I believe in social media for education. As a school leader, I realize the need to be connected to other educators, to learn from them, to validate what we are doing at Hale Kula, and to continue my professional growth. I am also cognizant of sharing positive news about our students and staff with our school community through Facebook and blogs as well as news articles we send to the local newspaper.
Two weeks ago, after breakfast and prior to leaving for school, I checked my Google+ community and read Eric Sheninger's blog, "The End is Only the Beginning" where he shared that he would be leaving New Milford High School for a position at Scholastic with ICLE. Eric is one of the connected principals I follow on Twitter and Google+ and at the time, I was reading his book, Digital Leadership: Changing Paradigms for Changing Times on my Nexus tablet. Like others, I posted a comment congratulating Eric on his decision and added, "Too bad you can't do residencies in Hawaii :-)" Imagine my surprise when Eric responded that he was coming to Hawaii. I asked him, "Is it all play and no work?" to which he replied that he might be able to work something out. Well, of course I had to follow up - this was Eric Sheninger, after all - and despite the short time frame, we were able to schedule a presentation with him today. (Note: When I reflect on how we put this together, I am surprised at my audacity in asking him whether he would give up part of his vacation for us.)
I was a bit nervous; I had convinced principals to attend. Some had to rearrange meetings or miss trainings. Others needed a little more prodding; this is the last week before the new school year starts and they weren't sure they wanted to make the time to listen to someone talking about digital leadership. I didn't really know Eric; I just knew of him. What if his message didn't resonate? What if he didn't connect with the audience?
Well, I didn't have to worry. Eric was great! His experiences, his stories, the research, the slides, and the videos all added up to a presentation with so many high points. We especially saw his pride when he shared news stories about his students at New Milford High School who were doing amazing things using technology as a tool to collaborate, communicate, think critically, and create - essential skills for global citizens. I was astounded by a project, "Let's Make Some Good Art" by Sarah, a sophomore student. Her thoughtful insights and reflections were mature for someone so young, and I am tempted to send the link to education policy makers so they can see the possibilities when we trust our students to use mobile learning devices as a tool to share their learnings.

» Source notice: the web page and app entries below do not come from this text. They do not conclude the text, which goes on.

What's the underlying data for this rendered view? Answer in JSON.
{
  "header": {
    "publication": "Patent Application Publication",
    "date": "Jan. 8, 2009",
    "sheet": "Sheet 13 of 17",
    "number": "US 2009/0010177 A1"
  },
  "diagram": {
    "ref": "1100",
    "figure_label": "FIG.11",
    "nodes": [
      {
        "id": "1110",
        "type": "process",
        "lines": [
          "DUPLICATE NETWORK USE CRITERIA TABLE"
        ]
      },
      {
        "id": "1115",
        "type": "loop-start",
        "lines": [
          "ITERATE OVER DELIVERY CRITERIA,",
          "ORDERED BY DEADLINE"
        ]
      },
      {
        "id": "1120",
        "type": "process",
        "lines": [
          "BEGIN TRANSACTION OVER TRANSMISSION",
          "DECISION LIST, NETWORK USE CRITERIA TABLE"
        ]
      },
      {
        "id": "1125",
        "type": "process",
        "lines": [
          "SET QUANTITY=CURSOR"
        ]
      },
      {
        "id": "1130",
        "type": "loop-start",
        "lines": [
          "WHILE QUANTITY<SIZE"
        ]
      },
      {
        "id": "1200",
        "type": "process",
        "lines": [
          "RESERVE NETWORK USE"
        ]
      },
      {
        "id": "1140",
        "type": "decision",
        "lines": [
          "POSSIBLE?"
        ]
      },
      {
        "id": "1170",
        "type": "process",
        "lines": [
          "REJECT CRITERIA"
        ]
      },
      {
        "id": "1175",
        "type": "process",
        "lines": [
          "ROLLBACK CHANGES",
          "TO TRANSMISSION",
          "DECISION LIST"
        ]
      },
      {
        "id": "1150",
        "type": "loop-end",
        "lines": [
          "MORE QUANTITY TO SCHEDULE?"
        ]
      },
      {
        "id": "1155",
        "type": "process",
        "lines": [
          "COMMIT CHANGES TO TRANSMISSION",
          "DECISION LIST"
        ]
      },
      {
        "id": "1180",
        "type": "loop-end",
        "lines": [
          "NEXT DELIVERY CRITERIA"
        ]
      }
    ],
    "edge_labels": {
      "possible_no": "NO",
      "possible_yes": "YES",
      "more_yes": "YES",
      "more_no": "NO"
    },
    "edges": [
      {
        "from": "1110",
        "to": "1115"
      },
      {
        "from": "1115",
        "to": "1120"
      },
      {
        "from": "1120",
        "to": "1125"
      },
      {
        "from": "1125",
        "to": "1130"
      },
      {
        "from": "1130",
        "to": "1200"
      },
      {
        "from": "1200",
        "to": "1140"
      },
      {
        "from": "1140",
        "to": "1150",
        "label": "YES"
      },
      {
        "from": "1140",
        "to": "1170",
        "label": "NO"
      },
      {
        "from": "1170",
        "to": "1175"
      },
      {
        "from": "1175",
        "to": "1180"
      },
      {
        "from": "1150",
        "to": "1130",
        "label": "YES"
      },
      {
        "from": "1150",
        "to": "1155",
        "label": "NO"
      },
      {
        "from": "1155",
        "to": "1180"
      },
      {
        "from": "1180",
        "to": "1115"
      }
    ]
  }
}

For me, Eric's presentation was validation that we are on the right track at our school. We aren't anywhere near New Milford High School, but we are communicating with our community through social media, and students share their learnings using Web 2.0 tools. We've done coding, participated in the Cardboard Challenge, and have started dabbling in Minecraft where student groups created their own community. We share documents, presentations, etc. using Google Drive, and we have a private Google+ community for our teachers to share resources, photos, ideas, ask questions, and discuss concerns. We know we can do more, though, and that will be one of my personal goals for next school year.
At a recent presentation I attended at ISTE, presenter George Couros shared, "We shouldn't be engaging students; we should be empowering them." That, to me, is what we need to strive for as we become digital leaders in a changing world - empowering our staff and our students to ask, "What if?" or "How can I?" or "Why not?" and then supporting them in their efforts and giving them the confidence to learn from their mistakes.
As a school principal, it is my hope that more of my colleagues will see the value of using social media to communicate and to connect with others as part of a personal learning network. Eric Sheninger has planted the seeds with his presentation today; now it is up to us to support each other so we can grow and flourish as digital school leaders and as a school community. Our students are counting on us.